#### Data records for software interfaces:
☆ ☆ ☆

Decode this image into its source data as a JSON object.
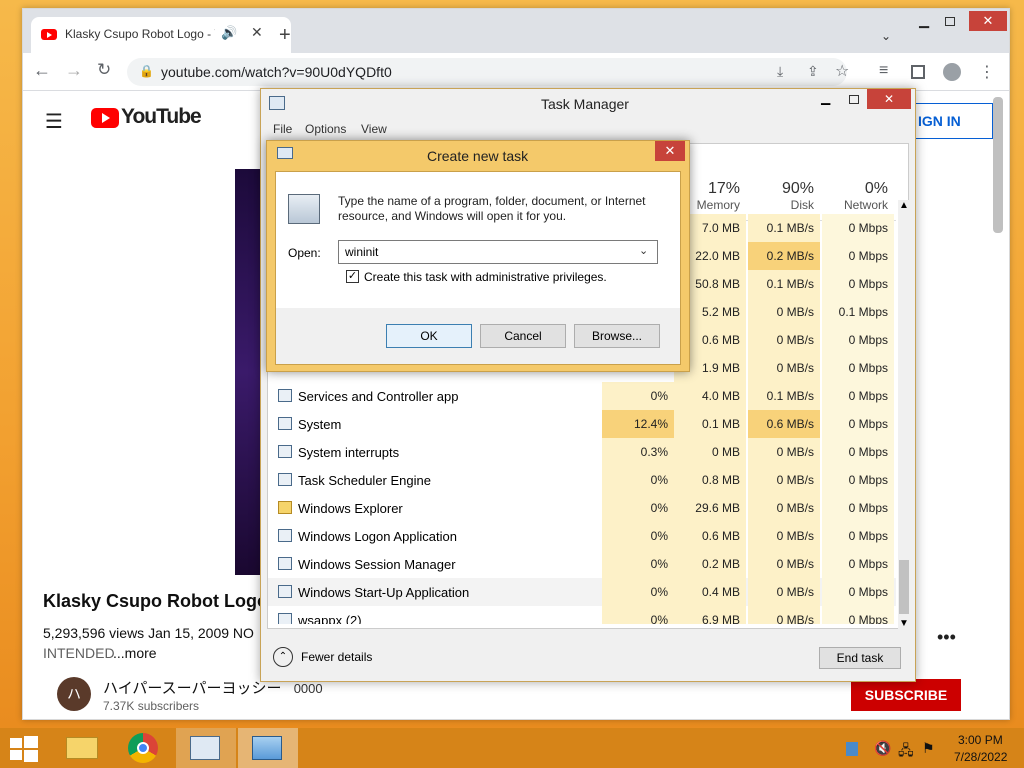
{
  "browser": {
    "tab_title": "Klasky Csupo Robot Logo - Y",
    "tab_audio_icon": "speaker-icon",
    "url": "youtube.com/watch?v=90U0dYQDft0",
    "accent": "#dee1e6"
  },
  "youtube": {
    "logo_text": "YouTube",
    "sign_in": "IGN IN",
    "video_title": "Klasky Csupo Robot Logo",
    "views_date": "5,293,596 views  Jan 15, 2009  NO",
    "intended": "INTENDED",
    "more": "...more",
    "channel_initial": "ハ",
    "channel_name": "ハイパースーパーヨッシー",
    "channel_suffix": "0000",
    "subscribers": "7.37K subscribers",
    "subscribe": "SUBSCRIBE",
    "brand_color": "#ff0000"
  },
  "task_manager": {
    "title": "Task Manager",
    "menu": [
      "File",
      "Options",
      "View"
    ],
    "columns": [
      {
        "pct": "17%",
        "label": "Memory"
      },
      {
        "pct": "90%",
        "label": "Disk"
      },
      {
        "pct": "0%",
        "label": "Network"
      }
    ],
    "top_rows": [
      {
        "mem": "7.0 MB",
        "disk": "0.1 MB/s",
        "net": "0 Mbps"
      },
      {
        "mem": "22.0 MB",
        "disk": "0.2 MB/s",
        "net": "0 Mbps"
      },
      {
        "mem": "50.8 MB",
        "disk": "0.1 MB/s",
        "net": "0 Mbps"
      },
      {
        "mem": "5.2 MB",
        "disk": "0 MB/s",
        "net": "0.1 Mbps"
      },
      {
        "mem": "0.6 MB",
        "disk": "0 MB/s",
        "net": "0 Mbps"
      },
      {
        "mem": "1.9 MB",
        "disk": "0 MB/s",
        "net": "0 Mbps"
      }
    ],
    "rows": [
      {
        "name": "Services and Controller app",
        "cpu": "0%",
        "mem": "4.0 MB",
        "disk": "0.1 MB/s",
        "net": "0 Mbps"
      },
      {
        "name": "System",
        "cpu": "12.4%",
        "mem": "0.1 MB",
        "disk": "0.6 MB/s",
        "net": "0 Mbps"
      },
      {
        "name": "System interrupts",
        "cpu": "0.3%",
        "mem": "0 MB",
        "disk": "0 MB/s",
        "net": "0 Mbps"
      },
      {
        "name": "Task Scheduler Engine",
        "cpu": "0%",
        "mem": "0.8 MB",
        "disk": "0 MB/s",
        "net": "0 Mbps"
      },
      {
        "name": "Windows Explorer",
        "cpu": "0%",
        "mem": "29.6 MB",
        "disk": "0 MB/s",
        "net": "0 Mbps"
      },
      {
        "name": "Windows Logon Application",
        "cpu": "0%",
        "mem": "0.6 MB",
        "disk": "0 MB/s",
        "net": "0 Mbps"
      },
      {
        "name": "Windows Session Manager",
        "cpu": "0%",
        "mem": "0.2 MB",
        "disk": "0 MB/s",
        "net": "0 Mbps"
      },
      {
        "name": "Windows Start-Up Application",
        "cpu": "0%",
        "mem": "0.4 MB",
        "disk": "0 MB/s",
        "net": "0 Mbps"
      },
      {
        "name": "wsappx (2)",
        "cpu": "0%",
        "mem": "6.9 MB",
        "disk": "0 MB/s",
        "net": "0 Mbps"
      }
    ],
    "fewer_details": "Fewer details",
    "end_task": "End task"
  },
  "dialog": {
    "title": "Create new task",
    "description": "Type the name of a program, folder, document, or Internet resource, and Windows will open it for you.",
    "open_label": "Open:",
    "open_value": "wininit",
    "admin_label": "Create this task with administrative privileges.",
    "admin_checked": true,
    "ok": "OK",
    "cancel": "Cancel",
    "browse": "Browse..."
  },
  "taskbar": {
    "time": "3:00 PM",
    "date": "7/28/2022",
    "color": "#d68418"
  }
}
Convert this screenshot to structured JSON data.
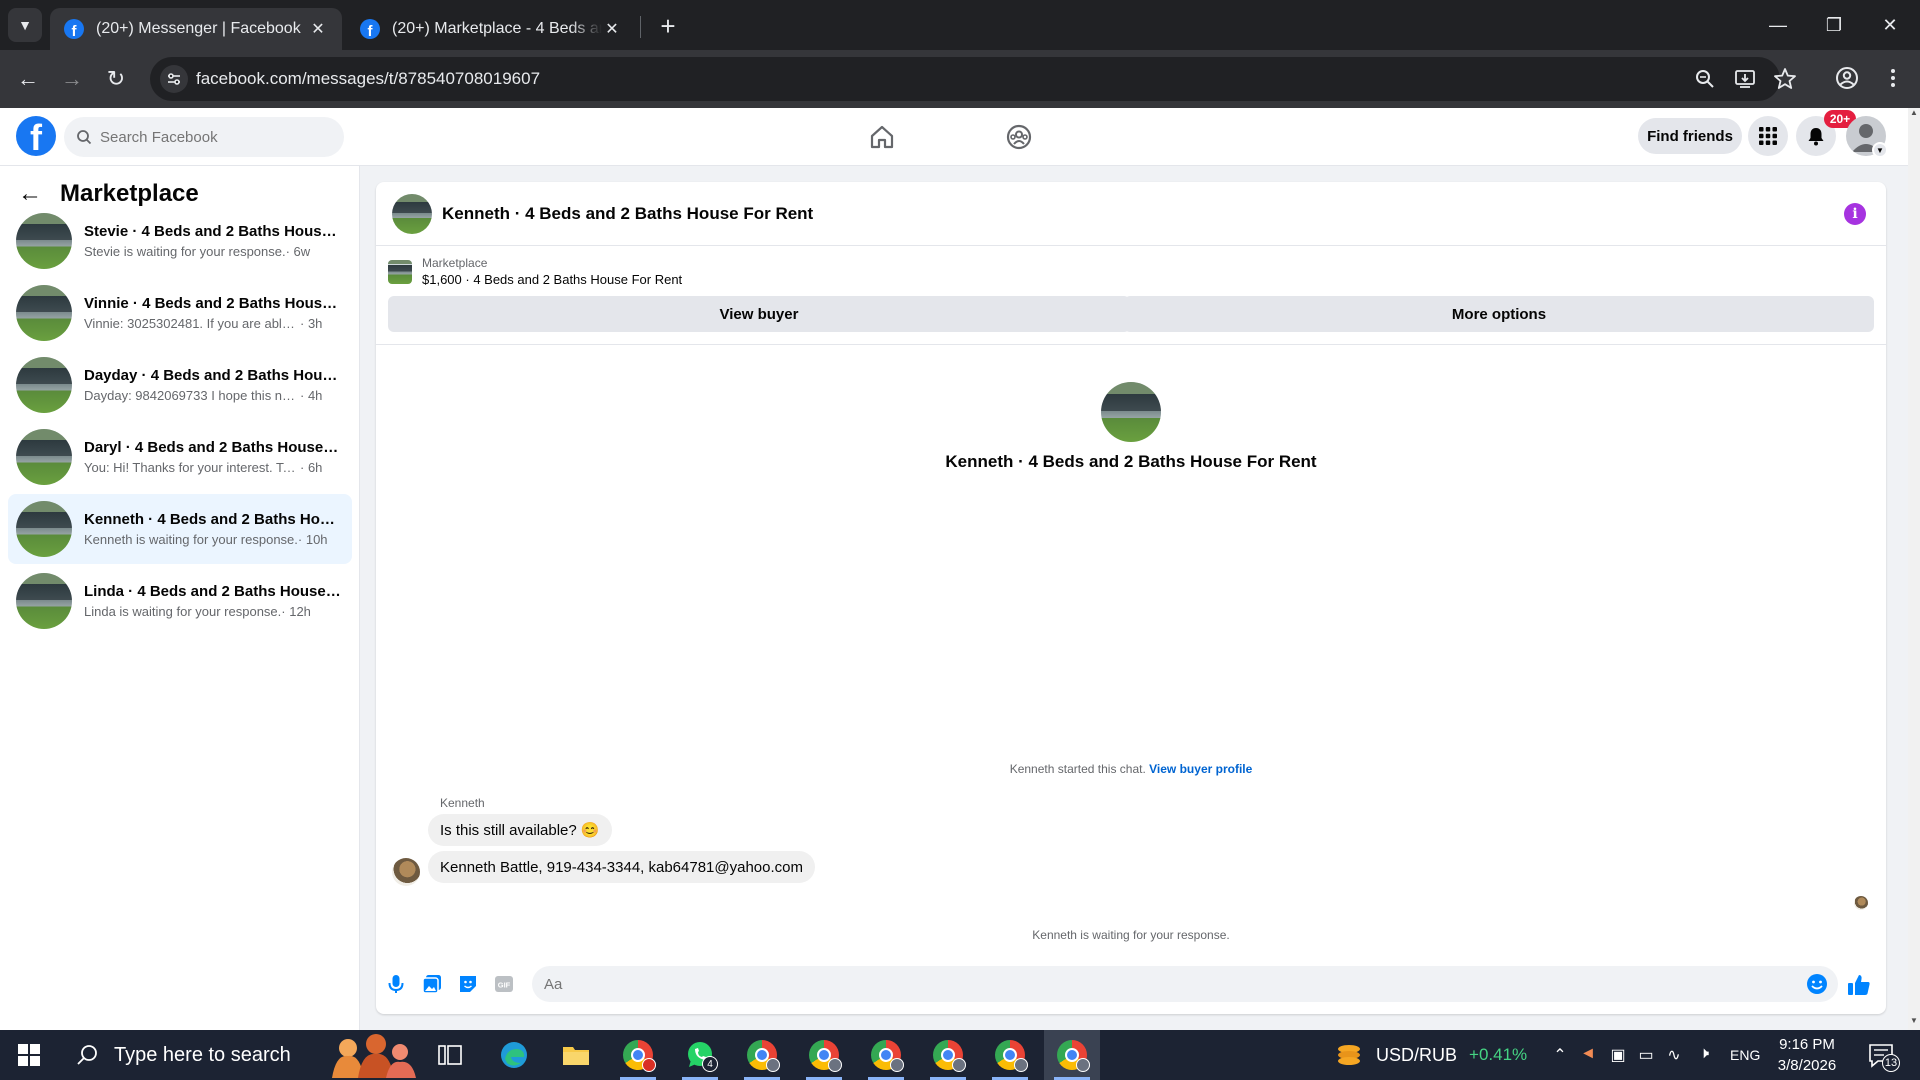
{
  "browser": {
    "tabs": [
      {
        "title": "(20+) Messenger | Facebook",
        "active": true
      },
      {
        "title": "(20+) Marketplace - 4 Beds and 2 Baths House For Rent",
        "active": false
      }
    ],
    "url": "facebook.com/messages/t/878540708019607"
  },
  "fb_header": {
    "search_placeholder": "Search Facebook",
    "find_friends_label": "Find friends",
    "notification_badge": "20+"
  },
  "sidebar": {
    "title": "Marketplace",
    "conversations": [
      {
        "name": "Stevie · 4 Beds and 2 Baths House For Rent",
        "preview": "Stevie is waiting for your response.",
        "time": " · 6w",
        "active": false
      },
      {
        "name": "Vinnie · 4 Beds and 2 Baths House For Rent",
        "preview": "Vinnie: 3025302481. If you are able to tour the house",
        "time": " · 3h",
        "active": false
      },
      {
        "name": "Dayday · 4 Beds and 2 Baths House For Rent",
        "preview": "Dayday: 9842069733 I hope this not a scam",
        "time": " · 4h",
        "active": false
      },
      {
        "name": "Daryl · 4 Beds and 2 Baths House For Rent",
        "preview": "You: Hi! Thanks for your interest. To show the house",
        "time": " · 6h",
        "active": false
      },
      {
        "name": "Kenneth · 4 Beds and 2 Baths House For Rent",
        "preview": "Kenneth is waiting for your response.",
        "time": " · 10h",
        "active": true
      },
      {
        "name": "Linda · 4 Beds and 2 Baths House For Rent",
        "preview": "Linda is waiting for your response.",
        "time": " · 12h",
        "active": false
      }
    ]
  },
  "chat": {
    "title": "Kenneth · 4 Beds and 2 Baths House For Rent",
    "listing_source": "Marketplace",
    "listing_name": "$1,600 · 4 Beds and 2 Baths House For Rent",
    "view_buyer_label": "View buyer",
    "more_options_label": "More options",
    "intro_title": "Kenneth · 4 Beds and 2 Baths House For Rent",
    "started_text": "Kenneth started this chat.",
    "view_profile_link": "View buyer profile",
    "sender_name": "Kenneth",
    "messages": [
      {
        "text": "Is this still available? 😊"
      },
      {
        "text": "Kenneth Battle, 919-434-3344, kab64781@yahoo.com"
      }
    ],
    "waiting_text": "Kenneth is waiting for your response.",
    "composer_placeholder": "Aa"
  },
  "taskbar": {
    "search_placeholder": "Type here to search",
    "whatsapp_badge": "4",
    "ticker_name": "USD/RUB",
    "ticker_change": "+0.41%",
    "language": "ENG",
    "time": "9:16 PM",
    "date": "3/8/2026",
    "notification_count": "13"
  },
  "colors": {
    "facebook_blue": "#1877f2",
    "messenger_blue": "#0084ff",
    "info_purple": "#a633e0",
    "notification_red": "#e41e3f",
    "ticker_green": "#45d483"
  }
}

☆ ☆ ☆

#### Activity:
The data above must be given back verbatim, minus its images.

#### Solution to this problem:
Decode this image into its source data as a JSON object.
{
  "browser": {
    "tab_title": "Klasky Csupo Robot Logo - Y",
    "tab_audio_icon": "speaker-icon",
    "url": "youtube.com/watch?v=90U0dYQDft0",
    "accent": "#dee1e6"
  },
  "youtube": {
    "logo_text": "YouTube",
    "sign_in": "IGN IN",
    "video_title": "Klasky Csupo Robot Logo",
    "views_date": "5,293,596 views  Jan 15, 2009  NO",
    "intended": "INTENDED",
    "more": "...more",
    "channel_initial": "ハ",
    "channel_name": "ハイパースーパーヨッシー",
    "channel_suffix": "0000",
    "subscribers": "7.37K subscribers",
    "subscribe": "SUBSCRIBE",
    "brand_color": "#ff0000"
  },
  "task_manager": {
    "title": "Task Manager",
    "menu": [
      "File",
      "Options",
      "View"
    ],
    "columns": [
      {
        "pct": "17%",
        "label": "Memory"
      },
      {
        "pct": "90%",
        "label": "Disk"
      },
      {
        "pct": "0%",
        "label": "Network"
      }
    ],
    "top_rows": [
      {
        "mem": "7.0 MB",
        "disk": "0.1 MB/s",
        "net": "0 Mbps"
      },
      {
        "mem": "22.0 MB",
        "disk": "0.2 MB/s",
        "net": "0 Mbps"
      },
      {
        "mem": "50.8 MB",
        "disk": "0.1 MB/s",
        "net": "0 Mbps"
      },
      {
        "mem": "5.2 MB",
        "disk": "0 MB/s",
        "net": "0.1 Mbps"
      },
      {
        "mem": "0.6 MB",
        "disk": "0 MB/s",
        "net": "0 Mbps"
      },
      {
        "mem": "1.9 MB",
        "disk": "0 MB/s",
        "net": "0 Mbps"
      }
    ],
    "rows": [
      {
        "name": "Services and Controller app",
        "cpu": "0%",
        "mem": "4.0 MB",
        "disk": "0.1 MB/s",
        "net": "0 Mbps"
      },
      {
        "name": "System",
        "cpu": "12.4%",
        "mem": "0.1 MB",
        "disk": "0.6 MB/s",
        "net": "0 Mbps"
      },
      {
        "name": "System interrupts",
        "cpu": "0.3%",
        "mem": "0 MB",
        "disk": "0 MB/s",
        "net": "0 Mbps"
      },
      {
        "name": "Task Scheduler Engine",
        "cpu": "0%",
        "mem": "0.8 MB",
        "disk": "0 MB/s",
        "net": "0 Mbps"
      },
      {
        "name": "Windows Explorer",
        "cpu": "0%",
        "mem": "29.6 MB",
        "disk": "0 MB/s",
        "net": "0 Mbps"
      },
      {
        "name": "Windows Logon Application",
        "cpu": "0%",
        "mem": "0.6 MB",
        "disk": "0 MB/s",
        "net": "0 Mbps"
      },
      {
        "name": "Windows Session Manager",
        "cpu": "0%",
        "mem": "0.2 MB",
        "disk": "0 MB/s",
        "net": "0 Mbps"
      },
      {
        "name": "Windows Start-Up Application",
        "cpu": "0%",
        "mem": "0.4 MB",
        "disk": "0 MB/s",
        "net": "0 Mbps"
      },
      {
        "name": "wsappx (2)",
        "cpu": "0%",
        "mem": "6.9 MB",
        "disk": "0 MB/s",
        "net": "0 Mbps"
      }
    ],
    "fewer_details": "Fewer details",
    "end_task": "End task"
  },
  "dialog": {
    "title": "Create new task",
    "description": "Type the name of a program, folder, document, or Internet resource, and Windows will open it for you.",
    "open_label": "Open:",
    "open_value": "wininit",
    "admin_label": "Create this task with administrative privileges.",
    "admin_checked": true,
    "ok": "OK",
    "cancel": "Cancel",
    "browse": "Browse..."
  },
  "taskbar": {
    "time": "3:00 PM",
    "date": "7/28/2022",
    "color": "#d68418"
  }
}
Convert this screenshot to structured JSON data.
{
  "browser": {
    "tabs": [
      {
        "title": "(20+) Messenger | Facebook",
        "active": true
      },
      {
        "title": "(20+) Marketplace - 4 Beds and 2 Baths House For Rent",
        "active": false
      }
    ],
    "url": "facebook.com/messages/t/878540708019607"
  },
  "fb_header": {
    "search_placeholder": "Search Facebook",
    "find_friends_label": "Find friends",
    "notification_badge": "20+"
  },
  "sidebar": {
    "title": "Marketplace",
    "conversations": [
      {
        "name": "Stevie · 4 Beds and 2 Baths House For Rent",
        "preview": "Stevie is waiting for your response.",
        "time": " · 6w",
        "active": false
      },
      {
        "name": "Vinnie · 4 Beds and 2 Baths House For Rent",
        "preview": "Vinnie: 3025302481. If you are able to tour the house",
        "time": " · 3h",
        "active": false
      },
      {
        "name": "Dayday · 4 Beds and 2 Baths House For Rent",
        "preview": "Dayday: 9842069733 I hope this not a scam",
        "time": " · 4h",
        "active": false
      },
      {
        "name": "Daryl · 4 Beds and 2 Baths House For Rent",
        "preview": "You: Hi! Thanks for your interest. To show the house",
        "time": " · 6h",
        "active": false
      },
      {
        "name": "Kenneth · 4 Beds and 2 Baths House For Rent",
        "preview": "Kenneth is waiting for your response.",
        "time": " · 10h",
        "active": true
      },
      {
        "name": "Linda · 4 Beds and 2 Baths House For Rent",
        "preview": "Linda is waiting for your response.",
        "time": " · 12h",
        "active": false
      }
    ]
  },
  "chat": {
    "title": "Kenneth · 4 Beds and 2 Baths House For Rent",
    "listing_source": "Marketplace",
    "listing_name": "$1,600 · 4 Beds and 2 Baths House For Rent",
    "view_buyer_label": "View buyer",
    "more_options_label": "More options",
    "intro_title": "Kenneth · 4 Beds and 2 Baths House For Rent",
    "started_text": "Kenneth started this chat.",
    "view_profile_link": "View buyer profile",
    "sender_name": "Kenneth",
    "messages": [
      {
        "text": "Is this still available? 😊"
      },
      {
        "text": "Kenneth Battle, 919-434-3344, kab64781@yahoo.com"
      }
    ],
    "waiting_text": "Kenneth is waiting for your response.",
    "composer_placeholder": "Aa"
  },
  "taskbar": {
    "search_placeholder": "Type here to search",
    "whatsapp_badge": "4",
    "ticker_name": "USD/RUB",
    "ticker_change": "+0.41%",
    "language": "ENG",
    "time": "9:16 PM",
    "date": "3/8/2026",
    "notification_count": "13"
  },
  "colors": {
    "facebook_blue": "#1877f2",
    "messenger_blue": "#0084ff",
    "info_purple": "#a633e0",
    "notification_red": "#e41e3f",
    "ticker_green": "#45d483"
  }
}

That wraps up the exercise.